» Exercise goal:
Which of the lines below holds the string "DAVID"? Copy every line that does.

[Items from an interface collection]
——————
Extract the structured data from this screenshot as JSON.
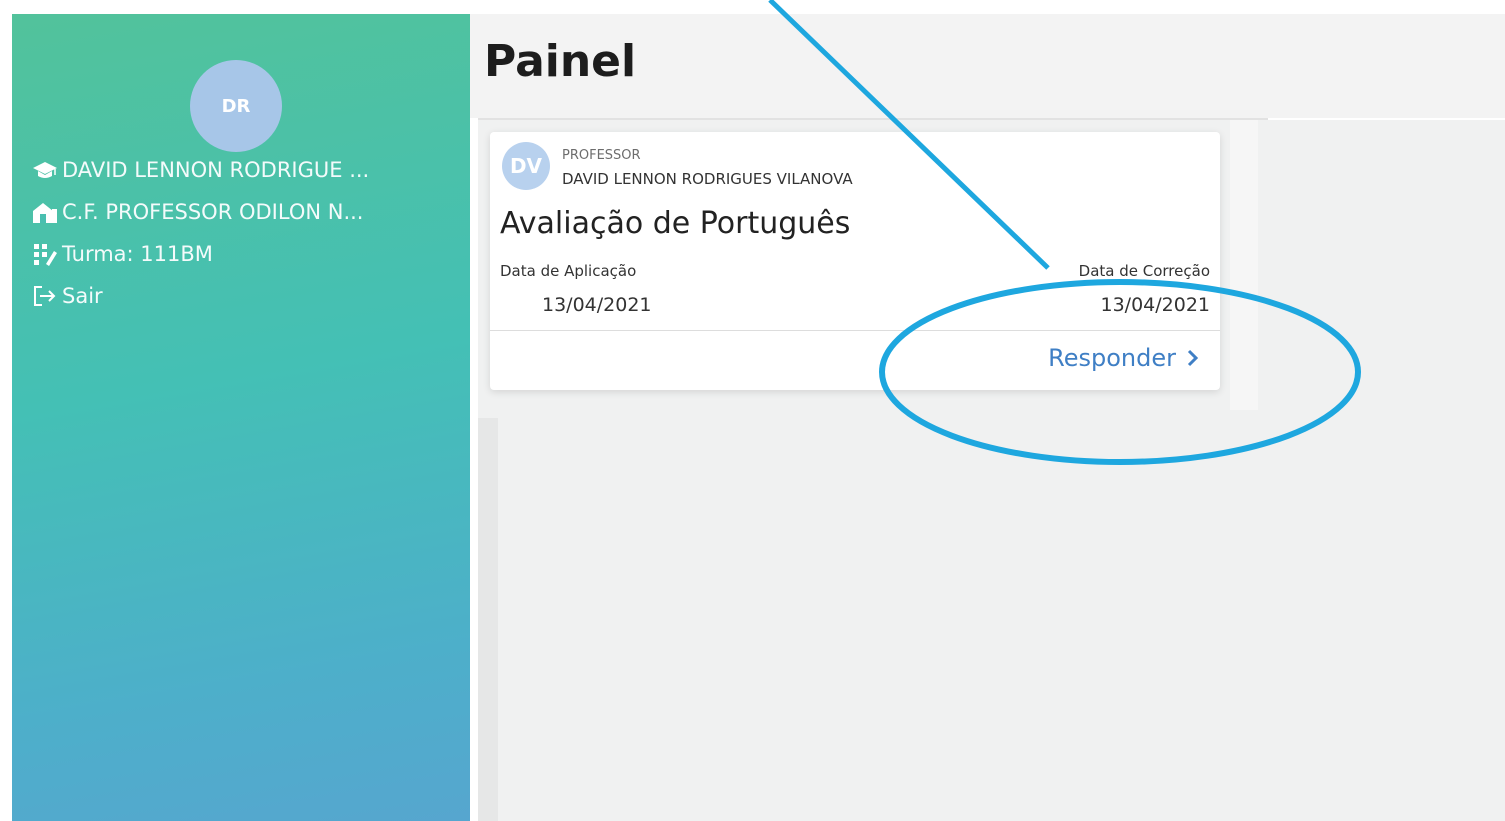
{
  "sidebar": {
    "avatar_initials": "DR",
    "student_name": "DAVID LENNON RODRIGUE ...",
    "school_name": "C.F. PROFESSOR ODILON N...",
    "class_label": "Turma: 111BM",
    "logout_label": "Sair"
  },
  "header": {
    "title": "Painel"
  },
  "card": {
    "avatar_initials": "DV",
    "role": "PROFESSOR",
    "teacher_name": "DAVID LENNON RODRIGUES VILANOVA",
    "title": "Avaliação de Português",
    "application_label": "Data de Aplicação",
    "application_date": "13/04/2021",
    "correction_label": "Data de Correção",
    "correction_date": "13/04/2021",
    "respond_label": "Responder"
  },
  "icons": {
    "student": "graduation-cap-icon",
    "school": "school-building-icon",
    "class": "grid-icon",
    "logout": "logout-icon",
    "respond": "chevron-right-icon"
  },
  "colors": {
    "sidebar_start": "#52c29b",
    "sidebar_end": "#56a6cf",
    "link": "#3f7fc5",
    "annotation": "#1ea7df"
  }
}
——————
» Task result:
    "student_name": "DAVID LENNON RODRIGUE ...",
    "teacher_name": "DAVID LENNON RODRIGUES VILANOVA",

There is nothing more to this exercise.